== TASK ITEM ==
Each line of the material is to be written out exactly.

== RECORDS SHOWN ==
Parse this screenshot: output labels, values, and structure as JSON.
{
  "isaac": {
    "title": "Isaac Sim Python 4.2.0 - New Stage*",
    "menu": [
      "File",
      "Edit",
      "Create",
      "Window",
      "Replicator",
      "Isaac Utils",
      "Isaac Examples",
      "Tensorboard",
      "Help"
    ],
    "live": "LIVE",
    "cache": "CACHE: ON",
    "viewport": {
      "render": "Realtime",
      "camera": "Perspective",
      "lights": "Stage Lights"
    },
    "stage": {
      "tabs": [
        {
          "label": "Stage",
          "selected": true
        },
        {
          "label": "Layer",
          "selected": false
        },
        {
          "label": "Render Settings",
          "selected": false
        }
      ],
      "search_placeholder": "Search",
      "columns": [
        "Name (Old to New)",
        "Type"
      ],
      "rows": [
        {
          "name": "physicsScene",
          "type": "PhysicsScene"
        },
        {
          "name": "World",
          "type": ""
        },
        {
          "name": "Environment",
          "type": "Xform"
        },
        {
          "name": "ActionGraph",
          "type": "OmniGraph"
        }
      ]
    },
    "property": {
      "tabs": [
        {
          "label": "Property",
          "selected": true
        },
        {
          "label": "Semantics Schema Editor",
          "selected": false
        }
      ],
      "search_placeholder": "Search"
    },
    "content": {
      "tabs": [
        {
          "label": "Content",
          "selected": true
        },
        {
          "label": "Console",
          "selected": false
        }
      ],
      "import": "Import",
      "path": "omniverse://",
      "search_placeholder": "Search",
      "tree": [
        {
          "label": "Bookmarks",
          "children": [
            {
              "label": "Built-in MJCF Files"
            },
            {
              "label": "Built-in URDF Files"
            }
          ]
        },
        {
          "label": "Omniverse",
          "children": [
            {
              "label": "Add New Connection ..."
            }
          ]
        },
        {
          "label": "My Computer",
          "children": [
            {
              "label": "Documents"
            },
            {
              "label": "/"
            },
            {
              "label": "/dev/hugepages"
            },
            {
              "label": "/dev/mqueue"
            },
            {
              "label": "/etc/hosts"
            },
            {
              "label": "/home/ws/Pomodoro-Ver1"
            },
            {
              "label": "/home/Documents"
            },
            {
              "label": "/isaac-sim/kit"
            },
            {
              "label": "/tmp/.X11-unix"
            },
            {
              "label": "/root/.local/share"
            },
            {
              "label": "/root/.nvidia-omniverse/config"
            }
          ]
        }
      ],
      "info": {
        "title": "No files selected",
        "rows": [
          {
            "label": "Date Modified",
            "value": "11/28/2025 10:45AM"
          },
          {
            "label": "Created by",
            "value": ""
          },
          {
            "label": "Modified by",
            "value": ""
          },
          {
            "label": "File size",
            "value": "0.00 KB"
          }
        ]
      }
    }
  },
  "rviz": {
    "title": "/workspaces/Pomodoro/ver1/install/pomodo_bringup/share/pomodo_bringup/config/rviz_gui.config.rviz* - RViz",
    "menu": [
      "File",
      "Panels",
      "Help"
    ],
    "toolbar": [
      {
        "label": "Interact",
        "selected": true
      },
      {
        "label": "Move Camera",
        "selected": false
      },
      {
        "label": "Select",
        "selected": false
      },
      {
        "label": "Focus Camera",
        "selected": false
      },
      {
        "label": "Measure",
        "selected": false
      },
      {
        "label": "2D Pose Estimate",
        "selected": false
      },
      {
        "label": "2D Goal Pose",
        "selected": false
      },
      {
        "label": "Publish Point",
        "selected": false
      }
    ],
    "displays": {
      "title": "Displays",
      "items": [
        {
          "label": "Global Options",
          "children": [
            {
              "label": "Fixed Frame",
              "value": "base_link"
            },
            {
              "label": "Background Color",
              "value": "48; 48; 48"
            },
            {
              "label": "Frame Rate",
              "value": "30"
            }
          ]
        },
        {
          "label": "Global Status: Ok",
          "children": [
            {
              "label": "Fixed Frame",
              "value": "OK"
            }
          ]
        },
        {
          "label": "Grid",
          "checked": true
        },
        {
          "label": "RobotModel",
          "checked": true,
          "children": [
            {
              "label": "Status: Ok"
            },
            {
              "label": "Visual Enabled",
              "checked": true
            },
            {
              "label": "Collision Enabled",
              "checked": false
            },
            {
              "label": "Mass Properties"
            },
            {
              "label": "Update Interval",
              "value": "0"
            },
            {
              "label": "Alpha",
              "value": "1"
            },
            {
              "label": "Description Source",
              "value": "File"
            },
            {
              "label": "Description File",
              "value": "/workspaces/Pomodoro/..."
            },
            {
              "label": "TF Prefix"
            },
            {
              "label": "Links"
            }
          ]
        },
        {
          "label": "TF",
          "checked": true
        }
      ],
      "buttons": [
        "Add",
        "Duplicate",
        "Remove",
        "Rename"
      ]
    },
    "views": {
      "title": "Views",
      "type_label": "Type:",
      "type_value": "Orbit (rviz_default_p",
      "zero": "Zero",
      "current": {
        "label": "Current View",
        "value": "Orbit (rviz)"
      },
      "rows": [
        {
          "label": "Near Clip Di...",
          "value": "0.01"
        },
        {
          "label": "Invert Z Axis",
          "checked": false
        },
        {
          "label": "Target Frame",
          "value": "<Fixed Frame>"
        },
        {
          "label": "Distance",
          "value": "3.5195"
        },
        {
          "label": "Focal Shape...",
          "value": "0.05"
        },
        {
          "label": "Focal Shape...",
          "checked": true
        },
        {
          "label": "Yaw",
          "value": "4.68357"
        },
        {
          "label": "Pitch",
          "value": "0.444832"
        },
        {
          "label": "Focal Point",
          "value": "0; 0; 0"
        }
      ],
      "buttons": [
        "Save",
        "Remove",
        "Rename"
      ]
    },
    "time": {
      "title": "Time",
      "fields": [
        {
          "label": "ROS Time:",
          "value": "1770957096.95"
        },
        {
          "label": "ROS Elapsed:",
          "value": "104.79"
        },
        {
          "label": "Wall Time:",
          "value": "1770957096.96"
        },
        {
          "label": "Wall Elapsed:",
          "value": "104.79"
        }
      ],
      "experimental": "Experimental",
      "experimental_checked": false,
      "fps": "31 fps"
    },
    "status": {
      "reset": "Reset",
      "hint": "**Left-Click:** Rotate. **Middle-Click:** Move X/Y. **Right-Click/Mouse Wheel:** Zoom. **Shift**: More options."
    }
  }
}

== REPLY TO THE TASK ==
Parse this screenshot: output labels, values, and structure as JSON.
{
  "isaac": {
    "title": "Isaac Sim Python 4.2.0 - New Stage*",
    "menu": [
      "File",
      "Edit",
      "Create",
      "Window",
      "Replicator",
      "Isaac Utils",
      "Isaac Examples",
      "Tensorboard",
      "Help"
    ],
    "live": "LIVE",
    "cache": "CACHE: ON",
    "viewport": {
      "render": "Realtime",
      "camera": "Perspective",
      "lights": "Stage Lights"
    },
    "stage": {
      "tabs": [
        {
          "label": "Stage",
          "selected": true
        },
        {
          "label": "Layer",
          "selected": false
        },
        {
          "label": "Render Settings",
          "selected": false
        }
      ],
      "search_placeholder": "Search",
      "columns": [
        "Name (Old to New)",
        "Type"
      ],
      "rows": [
        {
          "name": "physicsScene",
          "type": "PhysicsScene"
        },
        {
          "name": "World",
          "type": ""
        },
        {
          "name": "Environment",
          "type": "Xform"
        },
        {
          "name": "ActionGraph",
          "type": "OmniGraph"
        }
      ]
    },
    "property": {
      "tabs": [
        {
          "label": "Property",
          "selected": true
        },
        {
          "label": "Semantics Schema Editor",
          "selected": false
        }
      ],
      "search_placeholder": "Search"
    },
    "content": {
      "tabs": [
        {
          "label": "Content",
          "selected": true
        },
        {
          "label": "Console",
          "selected": false
        }
      ],
      "import": "Import",
      "path": "omniverse://",
      "search_placeholder": "Search",
      "tree": [
        {
          "label": "Bookmarks",
          "children": [
            {
              "label": "Built-in MJCF Files"
            },
            {
              "label": "Built-in URDF Files"
            }
          ]
        },
        {
          "label": "Omniverse",
          "children": [
            {
              "label": "Add New Connection ..."
            }
          ]
        },
        {
          "label": "My Computer",
          "children": [
            {
              "label": "Documents"
            },
            {
              "label": "/"
            },
            {
              "label": "/dev/hugepages"
            },
            {
              "label": "/dev/mqueue"
            },
            {
              "label": "/etc/hosts"
            },
            {
              "label": "/home/ws/Pomodoro-Ver1"
            },
            {
              "label": "/home/Documents"
            },
            {
              "label": "/isaac-sim/kit"
            },
            {
              "label": "/tmp/.X11-unix"
            },
            {
              "label": "/root/.local/share"
            },
            {
              "label": "/root/.nvidia-omniverse/config"
            }
          ]
        }
      ],
      "info": {
        "title": "No files selected",
        "rows": [
          {
            "label": "Date Modified",
            "value": "11/28/2025 10:45AM"
          },
          {
            "label": "Created by",
            "value": ""
          },
          {
            "label": "Modified by",
            "value": ""
          },
          {
            "label": "File size",
            "value": "0.00 KB"
          }
        ]
      }
    }
  },
  "rviz": {
    "title": "/workspaces/Pomodoro/ver1/install/pomodo_bringup/share/pomodo_bringup/config/rviz_gui.config.rviz* - RViz",
    "menu": [
      "File",
      "Panels",
      "Help"
    ],
    "toolbar": [
      {
        "label": "Interact",
        "selected": true
      },
      {
        "label": "Move Camera",
        "selected": false
      },
      {
        "label": "Select",
        "selected": false
      },
      {
        "label": "Focus Camera",
        "selected": false
      },
      {
        "label": "Measure",
        "selected": false
      },
      {
        "label": "2D Pose Estimate",
        "selected": false
      },
      {
        "label": "2D Goal Pose",
        "selected": false
      },
      {
        "label": "Publish Point",
        "selected": false
      }
    ],
    "displays": {
      "title": "Displays",
      "items": [
        {
          "label": "Global Options",
          "children": [
            {
              "label": "Fixed Frame",
              "value": "base_link"
            },
            {
              "label": "Background Color",
              "value": "48; 48; 48"
            },
            {
              "label": "Frame Rate",
              "value": "30"
            }
          ]
        },
        {
          "label": "Global Status: Ok",
          "children": [
            {
              "label": "Fixed Frame",
              "value": "OK"
            }
          ]
        },
        {
          "label": "Grid",
          "checked": true
        },
        {
          "label": "RobotModel",
          "checked": true,
          "children": [
            {
              "label": "Status: Ok"
            },
            {
              "label": "Visual Enabled",
              "checked": true
            },
            {
              "label": "Collision Enabled",
              "checked": false
            },
            {
              "label": "Mass Properties"
            },
            {
              "label": "Update Interval",
              "value": "0"
            },
            {
              "label": "Alpha",
              "value": "1"
            },
            {
              "label": "Description Source",
              "value": "File"
            },
            {
              "label": "Description File",
              "value": "/workspaces/Pomodoro/..."
            },
            {
              "label": "TF Prefix"
            },
            {
              "label": "Links"
            }
          ]
        },
        {
          "label": "TF",
          "checked": true
        }
      ],
      "buttons": [
        "Add",
        "Duplicate",
        "Remove",
        "Rename"
      ]
    },
    "views": {
      "title": "Views",
      "type_label": "Type:",
      "type_value": "Orbit (rviz_default_p",
      "zero": "Zero",
      "current": {
        "label": "Current View",
        "value": "Orbit (rviz)"
      },
      "rows": [
        {
          "label": "Near Clip Di...",
          "value": "0.01"
        },
        {
          "label": "Invert Z Axis",
          "checked": false
        },
        {
          "label": "Target Frame",
          "value": "<Fixed Frame>"
        },
        {
          "label": "Distance",
          "value": "3.5195"
        },
        {
          "label": "Focal Shape...",
          "value": "0.05"
        },
        {
          "label": "Focal Shape...",
          "checked": true
        },
        {
          "label": "Yaw",
          "value": "4.68357"
        },
        {
          "label": "Pitch",
          "value": "0.444832"
        },
        {
          "label": "Focal Point",
          "value": "0; 0; 0"
        }
      ],
      "buttons": [
        "Save",
        "Remove",
        "Rename"
      ]
    },
    "time": {
      "title": "Time",
      "fields": [
        {
          "label": "ROS Time:",
          "value": "1770957096.95"
        },
        {
          "label": "ROS Elapsed:",
          "value": "104.79"
        },
        {
          "label": "Wall Time:",
          "value": "1770957096.96"
        },
        {
          "label": "Wall Elapsed:",
          "value": "104.79"
        }
      ],
      "experimental": "Experimental",
      "experimental_checked": false,
      "fps": "31 fps"
    },
    "status": {
      "reset": "Reset",
      "hint": "**Left-Click:** Rotate. **Middle-Click:** Move X/Y. **Right-Click/Mouse Wheel:** Zoom. **Shift**: More options."
    }
  }
}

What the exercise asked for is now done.